As part of its efforts at defusing the alleged coup attempt against the Government, the UNP Working Committee, it is said, has resolved to educate the people on this reported governmental destabilisation plan and connected issues. We hope these awareness-raising measures would include inputs on how continued, cantankerous and confrontational politics between the Government and the opposition would make every Sri Lankan a loser. For, when the national interest is bartered for political power and short-term gain the country is taken along a losing path which would spell political, economic and social chaos.
While nobody could question the UNP decision-makers' right to launch measures in the Government's interest, an equal zeal, we hope, would be shown by them and the State authorities in raising public awareness on the current peace effort in particular and the issues raised by it. The peace process could be one among several major casualties if the current confrontation between the Government and the opposition continues but, on account of its weighty nature, the peace process needs to be separated from the rest of the issues and subjected to a special awareness-raising program.
By saying this, we are not intimating to the State that it should engage in wasteful, resource-gobbling, propagandizing efforts on the lines of the often clownish "Tawalama's", which at one time paraded on some roads of the country. No, conscientizing efforts on the peace process needn't take on these moronic forms, which we are told, only helped to swell some purses and pockets.
All that needs to be done is for Government leaders and allied MPs and other connected personnel to address the people more and more on the importance of the peace process and on the need to protect it. Simple arrangements, such as pocket meetings in public places would suffice. Through such contacts with the people, the authorities would be also in a position to ascertain the views of the people on the peace process and connected issues. Fora, such as seminars, panel discussions and the like could also be considered for this purpose.

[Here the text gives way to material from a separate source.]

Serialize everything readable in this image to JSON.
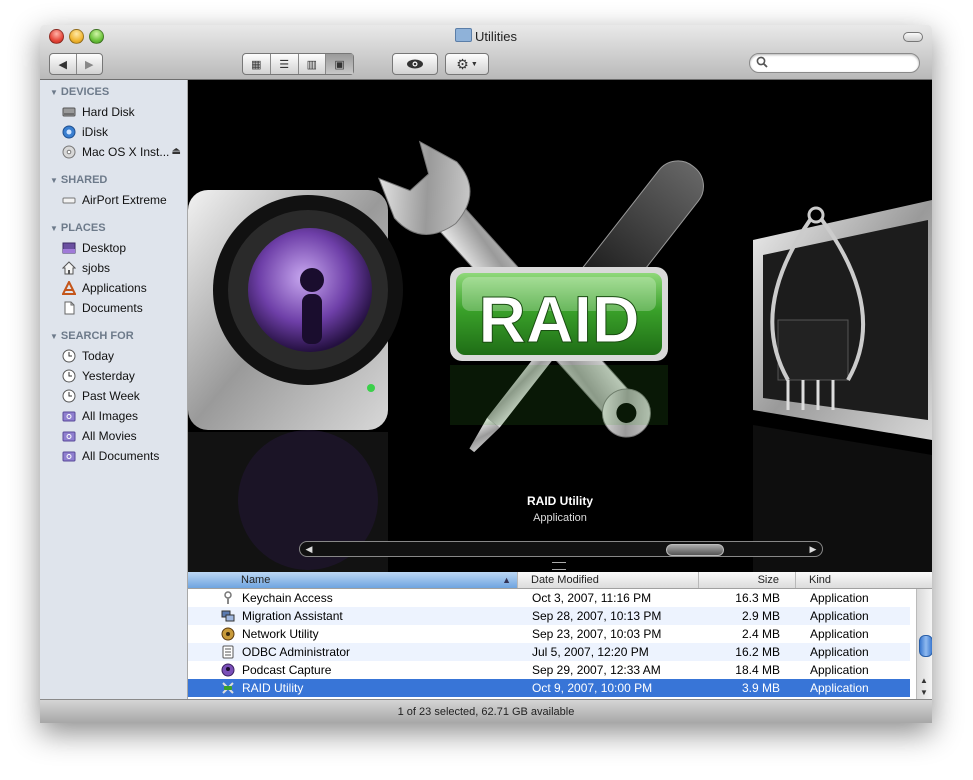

However, awareness-raising of this nature shouldn't be considered a responsibility for only the Government. We wonder why pro-peace civil society organisations and NGOs, for instance, are somewhat inarticulate on these questions upto now. In fact the present moment is highly opportune for these groups to get their act together in mobilizing public opinion in favour of the peace process. This is a golden opportunity for these groups to come into their own, which these organizations are running the risk of losing.
Evil prospers, it is said, when good women and men remain silent. Would this scenario be to the liking of those who would like to see a just peace dawn on our land? Let not the opportunity for remoulding Lanka on the lines of a multi-ethnic democracy be squandered.
Produced by Lake House